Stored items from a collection
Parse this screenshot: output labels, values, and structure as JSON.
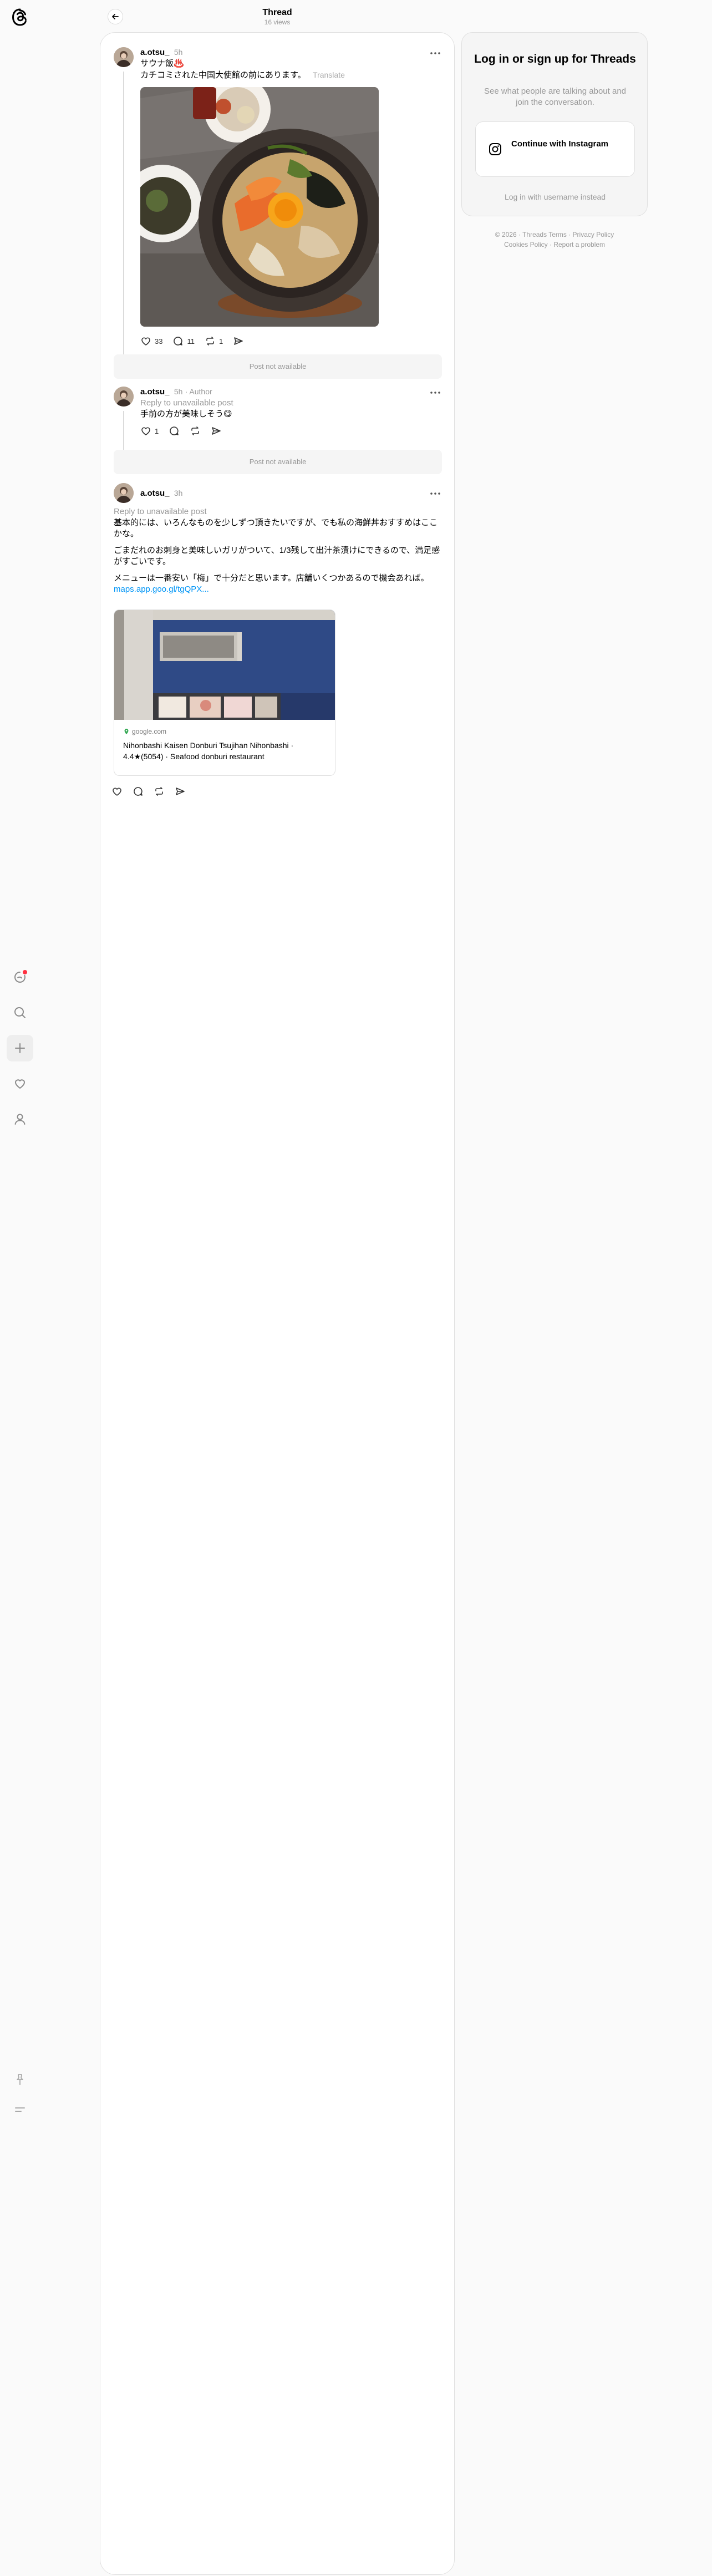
{
  "header": {
    "title": "Thread",
    "views": "16 views"
  },
  "sidebar": {
    "items": [
      {
        "icon": "threads-home-icon",
        "active": false
      },
      {
        "icon": "search-icon",
        "active": false
      },
      {
        "icon": "plus-icon",
        "active": true
      },
      {
        "icon": "heart-icon",
        "active": false
      },
      {
        "icon": "profile-icon",
        "active": false
      }
    ],
    "bottom": [
      "pin-icon",
      "menu-icon"
    ]
  },
  "posts": [
    {
      "username": "a.otsu_",
      "time": "5h",
      "lines": [
        "サウナ飯♨️",
        "カチコミされた中国大使館の前にあります。"
      ],
      "translate": "Translate",
      "likes": "33",
      "replies": "11",
      "reposts": "1"
    },
    {
      "username": "a.otsu_",
      "time": "5h",
      "author_tag": "Author",
      "reply_to": "Reply to unavailable post",
      "text": "手前の方が美味しそう😋",
      "likes": "1"
    },
    {
      "username": "a.otsu_",
      "time": "3h",
      "reply_to": "Reply to unavailable post",
      "paragraphs": [
        "基本的には、いろんなものを少しずつ頂きたいですが、でも私の海鮮丼おすすめはここかな。",
        "ごまだれのお刺身と美味しいガリがついて、1/3残して出汁茶漬けにできるので、満足感がすごいです。",
        "メニューは一番安い「梅」で十分だと思います。店舗いくつかあるので機会あれば。"
      ],
      "link_text": "maps.app.goo.gl/tgQPX...",
      "card": {
        "domain": "google.com",
        "title": "Nihonbashi Kaisen Donburi Tsujihan Nihonbashi · 4.4★(5054) · Seafood donburi restaurant"
      }
    }
  ],
  "unavailable": [
    "Post not available",
    "Post not available"
  ],
  "login": {
    "title": "Log in or sign up for Threads",
    "subtitle": "See what people are talking about and join the conversation.",
    "button": "Continue with Instagram",
    "alt": "Log in with username instead"
  },
  "footer": {
    "line1": "© 2026 · Threads Terms · Privacy Policy",
    "line2": "Cookies Policy · Report a problem"
  },
  "colors": {
    "accent_link": "#0095f6",
    "notification_dot": "#ff3040"
  }
}
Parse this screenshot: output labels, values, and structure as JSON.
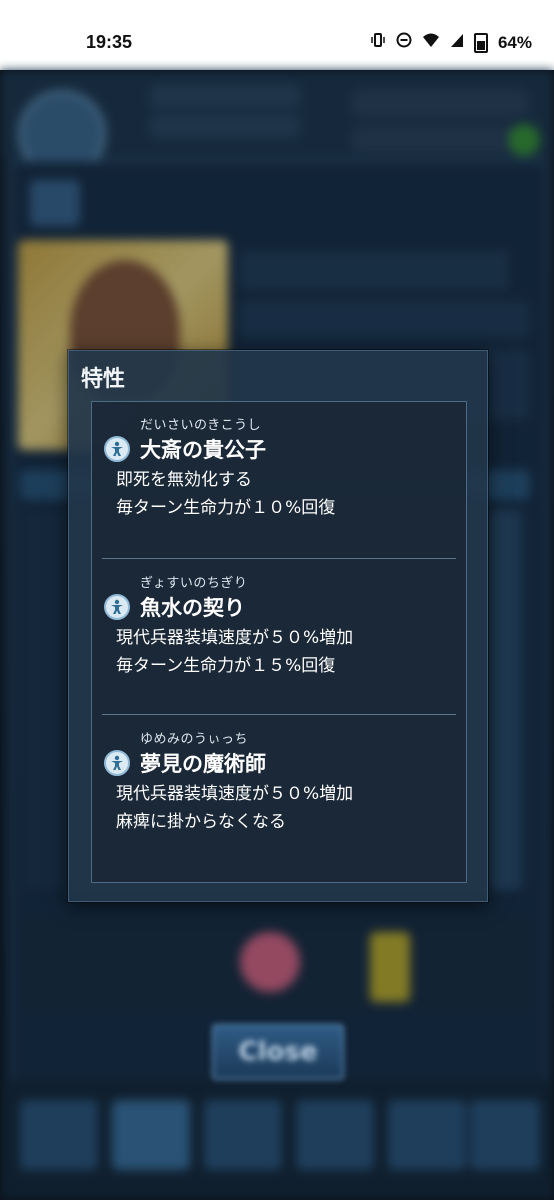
{
  "status_bar": {
    "time": "19:35",
    "icons": [
      "vibrate-icon",
      "dnd-icon",
      "wifi-icon",
      "signal-icon",
      "battery-icon"
    ],
    "battery_percent": "64%"
  },
  "dialog": {
    "title": "特性",
    "traits": [
      {
        "ruby": "だいさいのきこうし",
        "name": "大斎の貴公子",
        "descriptions": [
          "即死を無効化する",
          "毎ターン生命力が１０%回復"
        ]
      },
      {
        "ruby": "ぎょすいのちぎり",
        "name": "魚水の契り",
        "descriptions": [
          "現代兵器装填速度が５０%増加",
          "毎ターン生命力が１５%回復"
        ]
      },
      {
        "ruby": "ゆめみのうぃっち",
        "name": "夢見の魔術師",
        "descriptions": [
          "現代兵器装填速度が５０%増加",
          "麻痺に掛からなくなる"
        ]
      }
    ]
  },
  "close_button": {
    "label": "Close"
  },
  "colors": {
    "dialog_bg": "#22364a",
    "panel_border": "#4d6a86",
    "text": "#ffffff"
  }
}
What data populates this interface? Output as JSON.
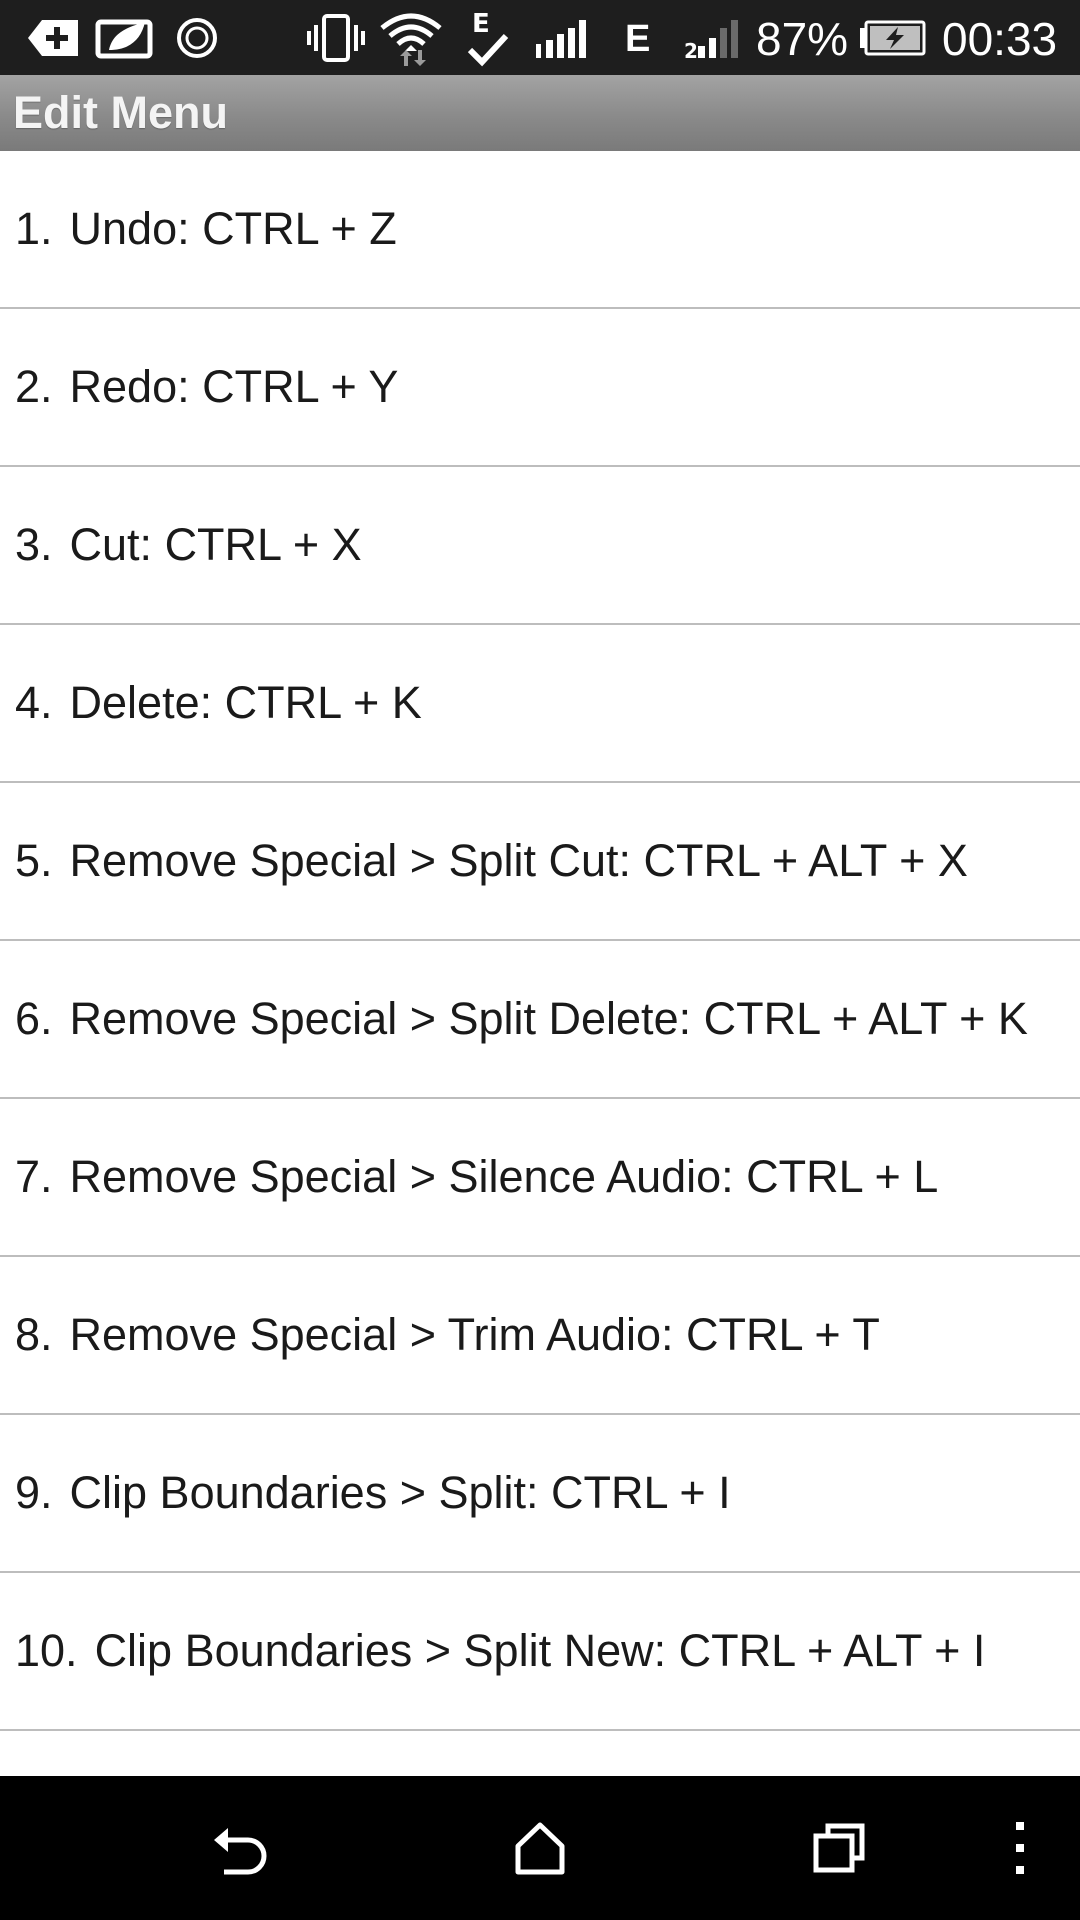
{
  "status_bar": {
    "battery_percent": "87%",
    "time": "00:33",
    "network_type_1": "E",
    "network_type_2": "E",
    "icons": [
      "add-notification-icon",
      "leaf-notification-icon",
      "circle-notification-icon",
      "vibrate-icon",
      "wifi-icon",
      "data-check-icon",
      "signal-icon",
      "signal-icon-2",
      "battery-charging-icon"
    ]
  },
  "header": {
    "title": "Edit Menu"
  },
  "list": {
    "items": [
      {
        "num": "1.",
        "text": "Undo: CTRL + Z"
      },
      {
        "num": "2.",
        "text": "Redo: CTRL + Y"
      },
      {
        "num": "3.",
        "text": "Cut: CTRL + X"
      },
      {
        "num": "4.",
        "text": "Delete: CTRL + K"
      },
      {
        "num": "5.",
        "text": "Remove Special > Split Cut: CTRL + ALT + X"
      },
      {
        "num": "6.",
        "text": "Remove Special > Split Delete: CTRL + ALT + K"
      },
      {
        "num": "7.",
        "text": "Remove Special > Silence Audio: CTRL + L"
      },
      {
        "num": "8.",
        "text": "Remove Special > Trim Audio: CTRL + T"
      },
      {
        "num": "9.",
        "text": "Clip Boundaries > Split: CTRL + I"
      },
      {
        "num": "10.",
        "text": "Clip Boundaries > Split New: CTRL + ALT + I"
      }
    ]
  },
  "nav_bar": {
    "buttons": [
      "back-icon",
      "home-icon",
      "recent-apps-icon",
      "overflow-menu-icon"
    ]
  },
  "colors": {
    "status_bar_bg": "#1e1e1e",
    "title_bar_bg": "#8a8a8a",
    "divider": "#bdbdbd",
    "text": "#1a1a1a",
    "nav_bar_bg": "#000000"
  }
}
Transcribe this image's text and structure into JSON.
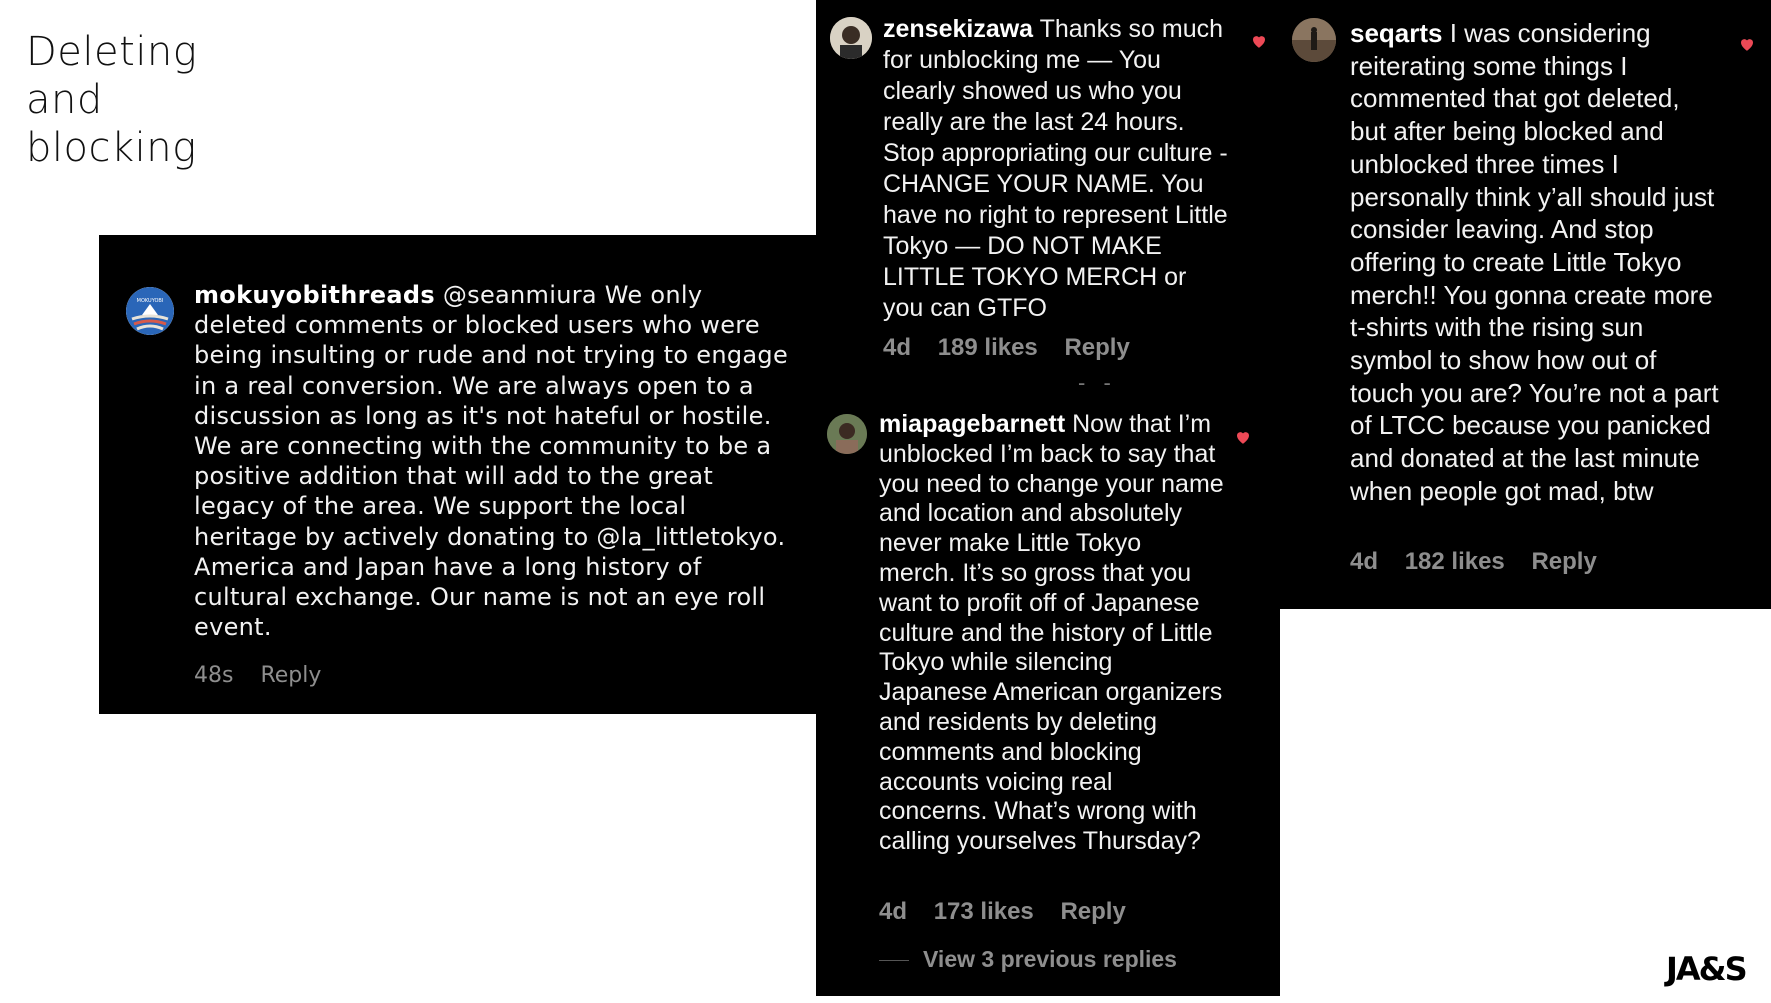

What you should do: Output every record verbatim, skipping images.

Answer box:
Parse this screenshot: output labels, values, and structure as JSON.
{
  "header": {
    "title": "Thread",
    "views": "16 views"
  },
  "sidebar": {
    "items": [
      {
        "icon": "threads-home-icon",
        "active": false
      },
      {
        "icon": "search-icon",
        "active": false
      },
      {
        "icon": "plus-icon",
        "active": true
      },
      {
        "icon": "heart-icon",
        "active": false
      },
      {
        "icon": "profile-icon",
        "active": false
      }
    ],
    "bottom": [
      "pin-icon",
      "menu-icon"
    ]
  },
  "posts": [
    {
      "username": "a.otsu_",
      "time": "5h",
      "lines": [
        "サウナ飯♨️",
        "カチコミされた中国大使館の前にあります。"
      ],
      "translate": "Translate",
      "likes": "33",
      "replies": "11",
      "reposts": "1"
    },
    {
      "username": "a.otsu_",
      "time": "5h",
      "author_tag": "Author",
      "reply_to": "Reply to unavailable post",
      "text": "手前の方が美味しそう😋",
      "likes": "1"
    },
    {
      "username": "a.otsu_",
      "time": "3h",
      "reply_to": "Reply to unavailable post",
      "paragraphs": [
        "基本的には、いろんなものを少しずつ頂きたいですが、でも私の海鮮丼おすすめはここかな。",
        "ごまだれのお刺身と美味しいガリがついて、1/3残して出汁茶漬けにできるので、満足感がすごいです。",
        "メニューは一番安い「梅」で十分だと思います。店舗いくつかあるので機会あれば。"
      ],
      "link_text": "maps.app.goo.gl/tgQPX...",
      "card": {
        "domain": "google.com",
        "title": "Nihonbashi Kaisen Donburi Tsujihan Nihonbashi · 4.4★(5054) · Seafood donburi restaurant"
      }
    }
  ],
  "unavailable": [
    "Post not available",
    "Post not available"
  ],
  "login": {
    "title": "Log in or sign up for Threads",
    "subtitle": "See what people are talking about and join the conversation.",
    "button": "Continue with Instagram",
    "alt": "Log in with username instead"
  },
  "footer": {
    "line1": "© 2026 · Threads Terms · Privacy Policy",
    "line2": "Cookies Policy · Report a problem"
  },
  "colors": {
    "accent_link": "#0095f6",
    "notification_dot": "#ff3040"
  }
}
Parse this screenshot: output labels, values, and structure as JSON.
{
  "status_bar": {
    "time": "19:35",
    "icons": [
      "vibrate-icon",
      "dnd-icon",
      "wifi-icon",
      "signal-icon",
      "battery-icon"
    ],
    "battery_percent": "64%"
  },
  "dialog": {
    "title": "特性",
    "traits": [
      {
        "ruby": "だいさいのきこうし",
        "name": "大斎の貴公子",
        "descriptions": [
          "即死を無効化する",
          "毎ターン生命力が１０%回復"
        ]
      },
      {
        "ruby": "ぎょすいのちぎり",
        "name": "魚水の契り",
        "descriptions": [
          "現代兵器装填速度が５０%増加",
          "毎ターン生命力が１５%回復"
        ]
      },
      {
        "ruby": "ゆめみのうぃっち",
        "name": "夢見の魔術師",
        "descriptions": [
          "現代兵器装填速度が５０%増加",
          "麻痺に掛からなくなる"
        ]
      }
    ]
  },
  "close_button": {
    "label": "Close"
  },
  "colors": {
    "dialog_bg": "#22364a",
    "panel_border": "#4d6a86",
    "text": "#ffffff"
  }
}
What data populates this interface? Output as JSON.
{
  "status_bar": {
    "battery_percent": "87%",
    "time": "00:33",
    "network_type_1": "E",
    "network_type_2": "E",
    "icons": [
      "add-notification-icon",
      "leaf-notification-icon",
      "circle-notification-icon",
      "vibrate-icon",
      "wifi-icon",
      "data-check-icon",
      "signal-icon",
      "signal-icon-2",
      "battery-charging-icon"
    ]
  },
  "header": {
    "title": "Edit Menu"
  },
  "list": {
    "items": [
      {
        "num": "1.",
        "text": "Undo: CTRL + Z"
      },
      {
        "num": "2.",
        "text": "Redo: CTRL + Y"
      },
      {
        "num": "3.",
        "text": "Cut: CTRL + X"
      },
      {
        "num": "4.",
        "text": "Delete: CTRL + K"
      },
      {
        "num": "5.",
        "text": "Remove Special > Split Cut: CTRL + ALT + X"
      },
      {
        "num": "6.",
        "text": "Remove Special > Split Delete: CTRL + ALT + K"
      },
      {
        "num": "7.",
        "text": "Remove Special > Silence Audio: CTRL + L"
      },
      {
        "num": "8.",
        "text": "Remove Special > Trim Audio: CTRL + T"
      },
      {
        "num": "9.",
        "text": "Clip Boundaries > Split: CTRL + I"
      },
      {
        "num": "10.",
        "text": "Clip Boundaries > Split New: CTRL + ALT + I"
      }
    ]
  },
  "nav_bar": {
    "buttons": [
      "back-icon",
      "home-icon",
      "recent-apps-icon",
      "overflow-menu-icon"
    ]
  },
  "colors": {
    "status_bar_bg": "#1e1e1e",
    "title_bar_bg": "#8a8a8a",
    "divider": "#bdbdbd",
    "text": "#1a1a1a",
    "nav_bar_bg": "#000000"
  }
}
Transcribe this image's text and structure into JSON.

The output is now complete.